**DIRECTIONS FOR THIS TASK:** Return a copy of every line in the data below that contains "fragment".

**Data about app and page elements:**
· · · · ·

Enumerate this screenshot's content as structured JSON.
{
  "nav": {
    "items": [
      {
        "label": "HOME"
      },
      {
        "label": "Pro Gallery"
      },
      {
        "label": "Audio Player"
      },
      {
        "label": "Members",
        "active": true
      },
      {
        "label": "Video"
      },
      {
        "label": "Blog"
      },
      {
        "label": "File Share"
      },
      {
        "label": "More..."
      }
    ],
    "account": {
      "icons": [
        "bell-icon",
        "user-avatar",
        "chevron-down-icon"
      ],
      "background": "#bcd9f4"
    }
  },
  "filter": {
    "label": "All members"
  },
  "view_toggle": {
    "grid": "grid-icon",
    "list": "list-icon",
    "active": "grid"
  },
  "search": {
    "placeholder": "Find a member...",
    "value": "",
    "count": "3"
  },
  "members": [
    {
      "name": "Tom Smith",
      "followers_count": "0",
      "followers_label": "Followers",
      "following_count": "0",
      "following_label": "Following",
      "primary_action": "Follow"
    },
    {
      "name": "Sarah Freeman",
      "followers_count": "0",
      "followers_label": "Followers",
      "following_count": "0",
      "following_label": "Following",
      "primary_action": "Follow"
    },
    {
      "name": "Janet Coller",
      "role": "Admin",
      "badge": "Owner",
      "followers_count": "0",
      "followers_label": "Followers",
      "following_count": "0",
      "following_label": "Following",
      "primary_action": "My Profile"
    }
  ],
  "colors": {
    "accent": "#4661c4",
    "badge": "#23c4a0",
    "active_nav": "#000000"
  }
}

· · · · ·

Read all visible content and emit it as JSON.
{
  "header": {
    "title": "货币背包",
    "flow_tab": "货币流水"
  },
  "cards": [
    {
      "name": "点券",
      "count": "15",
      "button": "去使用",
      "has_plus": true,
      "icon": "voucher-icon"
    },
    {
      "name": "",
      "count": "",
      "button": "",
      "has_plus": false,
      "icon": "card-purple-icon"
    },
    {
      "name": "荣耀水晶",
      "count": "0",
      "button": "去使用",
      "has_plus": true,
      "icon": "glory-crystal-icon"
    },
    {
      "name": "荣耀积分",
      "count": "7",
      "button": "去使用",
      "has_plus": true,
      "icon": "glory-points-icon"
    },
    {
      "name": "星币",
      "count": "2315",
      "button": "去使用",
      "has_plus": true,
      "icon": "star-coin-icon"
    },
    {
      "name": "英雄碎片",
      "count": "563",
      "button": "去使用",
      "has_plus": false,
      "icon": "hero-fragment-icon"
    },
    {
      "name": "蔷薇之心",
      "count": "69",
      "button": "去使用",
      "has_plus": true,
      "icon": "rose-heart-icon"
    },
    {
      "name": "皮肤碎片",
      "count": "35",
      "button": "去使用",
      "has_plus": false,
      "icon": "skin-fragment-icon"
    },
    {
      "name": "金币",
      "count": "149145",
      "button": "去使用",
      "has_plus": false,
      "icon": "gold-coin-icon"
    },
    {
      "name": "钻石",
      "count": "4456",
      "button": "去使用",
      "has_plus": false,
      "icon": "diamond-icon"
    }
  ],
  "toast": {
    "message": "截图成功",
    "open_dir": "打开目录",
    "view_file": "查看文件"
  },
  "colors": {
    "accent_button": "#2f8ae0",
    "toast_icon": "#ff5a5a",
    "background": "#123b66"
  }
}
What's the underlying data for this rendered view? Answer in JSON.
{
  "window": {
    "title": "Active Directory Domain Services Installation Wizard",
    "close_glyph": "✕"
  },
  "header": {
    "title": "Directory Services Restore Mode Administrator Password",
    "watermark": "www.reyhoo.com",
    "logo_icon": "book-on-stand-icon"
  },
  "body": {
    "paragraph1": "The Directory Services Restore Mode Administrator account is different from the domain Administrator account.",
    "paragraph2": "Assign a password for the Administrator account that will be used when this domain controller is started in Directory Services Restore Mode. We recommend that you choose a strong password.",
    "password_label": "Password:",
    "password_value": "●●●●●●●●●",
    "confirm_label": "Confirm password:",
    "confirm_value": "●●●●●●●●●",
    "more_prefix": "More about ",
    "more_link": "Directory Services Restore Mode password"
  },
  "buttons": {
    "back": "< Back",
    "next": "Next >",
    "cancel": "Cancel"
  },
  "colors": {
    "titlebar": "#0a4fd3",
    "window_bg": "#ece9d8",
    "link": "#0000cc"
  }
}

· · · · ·

**THE COMPLETED TASK:**
      "icon": "hero-fragment-icon"
      "icon": "skin-fragment-icon"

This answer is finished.